**Entries shown**
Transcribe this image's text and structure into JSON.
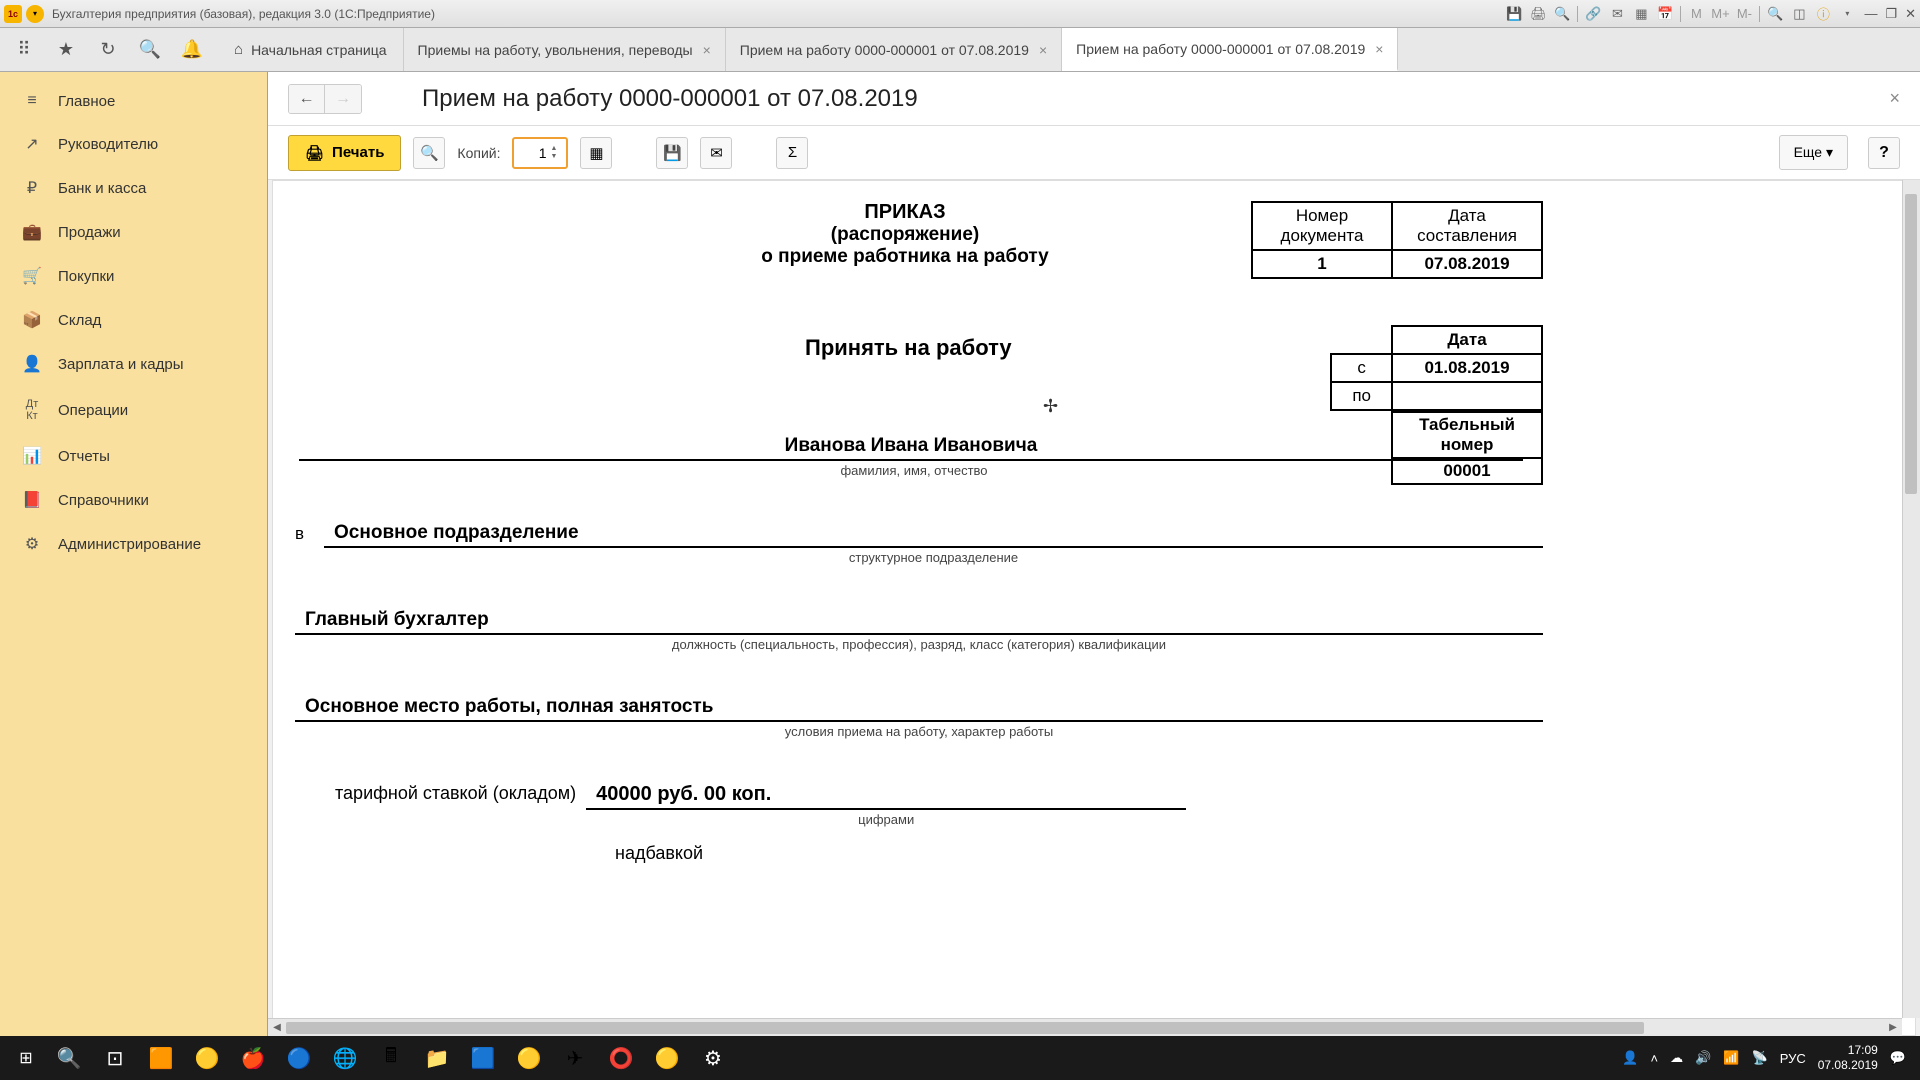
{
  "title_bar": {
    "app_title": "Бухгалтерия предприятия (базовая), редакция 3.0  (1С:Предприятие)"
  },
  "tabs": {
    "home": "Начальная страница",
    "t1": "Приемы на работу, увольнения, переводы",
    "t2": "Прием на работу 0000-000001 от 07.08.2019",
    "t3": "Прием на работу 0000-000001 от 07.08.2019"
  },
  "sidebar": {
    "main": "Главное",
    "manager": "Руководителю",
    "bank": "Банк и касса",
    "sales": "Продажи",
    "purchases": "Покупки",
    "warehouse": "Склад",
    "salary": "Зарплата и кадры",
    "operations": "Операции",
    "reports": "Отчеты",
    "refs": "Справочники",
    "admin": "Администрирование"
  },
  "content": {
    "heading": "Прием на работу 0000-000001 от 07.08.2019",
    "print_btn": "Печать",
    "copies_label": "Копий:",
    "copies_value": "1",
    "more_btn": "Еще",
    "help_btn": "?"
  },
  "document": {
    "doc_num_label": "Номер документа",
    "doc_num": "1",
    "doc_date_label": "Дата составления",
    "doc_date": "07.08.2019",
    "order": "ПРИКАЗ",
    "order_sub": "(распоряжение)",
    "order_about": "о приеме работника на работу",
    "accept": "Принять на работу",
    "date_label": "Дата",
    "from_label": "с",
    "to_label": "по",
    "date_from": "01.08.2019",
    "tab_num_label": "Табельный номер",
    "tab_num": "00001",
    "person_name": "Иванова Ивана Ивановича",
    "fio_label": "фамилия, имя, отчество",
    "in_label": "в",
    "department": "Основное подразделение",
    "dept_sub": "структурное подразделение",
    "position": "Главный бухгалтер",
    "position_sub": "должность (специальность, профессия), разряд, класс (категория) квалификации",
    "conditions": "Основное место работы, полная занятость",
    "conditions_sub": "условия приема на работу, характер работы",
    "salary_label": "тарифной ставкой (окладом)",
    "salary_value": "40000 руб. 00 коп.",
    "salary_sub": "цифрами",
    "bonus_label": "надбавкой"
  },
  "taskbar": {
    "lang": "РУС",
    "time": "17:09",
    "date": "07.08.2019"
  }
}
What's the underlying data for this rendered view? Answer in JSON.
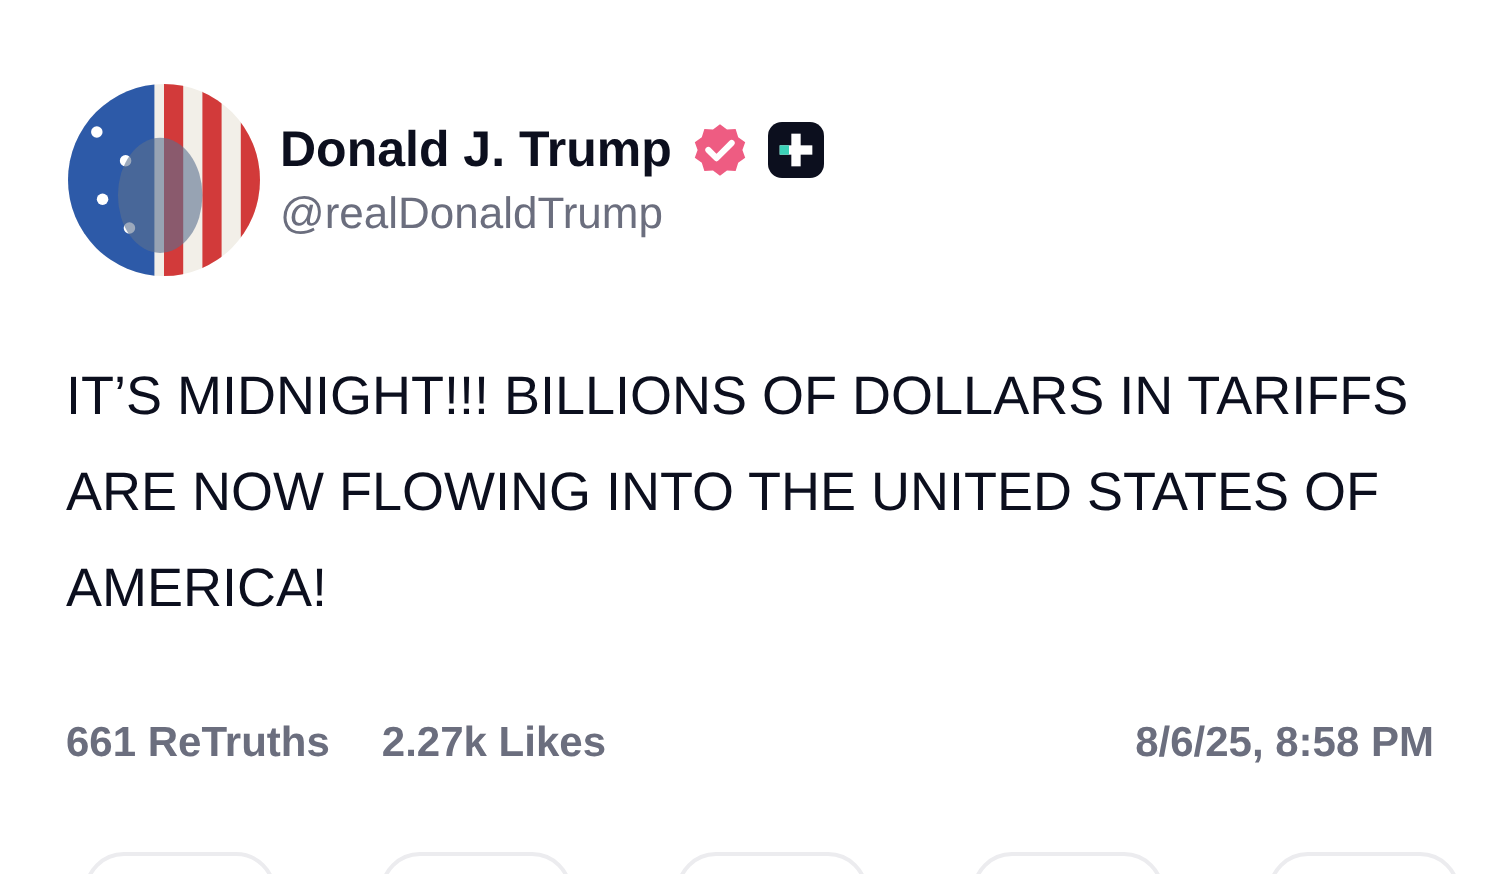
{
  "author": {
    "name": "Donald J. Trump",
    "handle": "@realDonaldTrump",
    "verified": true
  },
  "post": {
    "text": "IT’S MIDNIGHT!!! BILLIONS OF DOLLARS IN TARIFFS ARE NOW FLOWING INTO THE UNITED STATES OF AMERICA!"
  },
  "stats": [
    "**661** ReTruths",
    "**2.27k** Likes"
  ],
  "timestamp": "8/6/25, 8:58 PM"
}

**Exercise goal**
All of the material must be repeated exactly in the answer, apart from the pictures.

**Response to the exercise**
Transcribe this image's text and structure into JSON.
{
  "title_bar": {
    "app_title": "Бухгалтерия предприятия (базовая), редакция 3.0  (1С:Предприятие)"
  },
  "tabs": {
    "home": "Начальная страница",
    "t1": "Приемы на работу, увольнения, переводы",
    "t2": "Прием на работу 0000-000001 от 07.08.2019",
    "t3": "Прием на работу 0000-000001 от 07.08.2019"
  },
  "sidebar": {
    "main": "Главное",
    "manager": "Руководителю",
    "bank": "Банк и касса",
    "sales": "Продажи",
    "purchases": "Покупки",
    "warehouse": "Склад",
    "salary": "Зарплата и кадры",
    "operations": "Операции",
    "reports": "Отчеты",
    "refs": "Справочники",
    "admin": "Администрирование"
  },
  "content": {
    "heading": "Прием на работу 0000-000001 от 07.08.2019",
    "print_btn": "Печать",
    "copies_label": "Копий:",
    "copies_value": "1",
    "more_btn": "Еще",
    "help_btn": "?"
  },
  "document": {
    "doc_num_label": "Номер документа",
    "doc_num": "1",
    "doc_date_label": "Дата составления",
    "doc_date": "07.08.2019",
    "order": "ПРИКАЗ",
    "order_sub": "(распоряжение)",
    "order_about": "о приеме работника на работу",
    "accept": "Принять на работу",
    "date_label": "Дата",
    "from_label": "с",
    "to_label": "по",
    "date_from": "01.08.2019",
    "tab_num_label": "Табельный номер",
    "tab_num": "00001",
    "person_name": "Иванова Ивана Ивановича",
    "fio_label": "фамилия, имя, отчество",
    "in_label": "в",
    "department": "Основное подразделение",
    "dept_sub": "структурное подразделение",
    "position": "Главный бухгалтер",
    "position_sub": "должность (специальность, профессия), разряд, класс (категория) квалификации",
    "conditions": "Основное место работы, полная занятость",
    "conditions_sub": "условия приема на работу, характер работы",
    "salary_label": "тарифной ставкой (окладом)",
    "salary_value": "40000 руб. 00 коп.",
    "salary_sub": "цифрами",
    "bonus_label": "надбавкой"
  },
  "taskbar": {
    "lang": "РУС",
    "time": "17:09",
    "date": "07.08.2019"
  }
}
What's the underlying data for this rendered view? Answer in JSON.
{
  "author": {
    "name": "Donald J. Trump",
    "handle": "@realDonaldTrump",
    "verified": true
  },
  "post": {
    "text": "IT’S MIDNIGHT!!! BILLIONS OF DOLLARS IN TARIFFS ARE NOW FLOWING INTO THE UNITED STATES OF AMERICA!"
  },
  "stats": [
    "**661** ReTruths",
    "**2.27k** Likes"
  ],
  "timestamp": "8/6/25, 8:58 PM"
}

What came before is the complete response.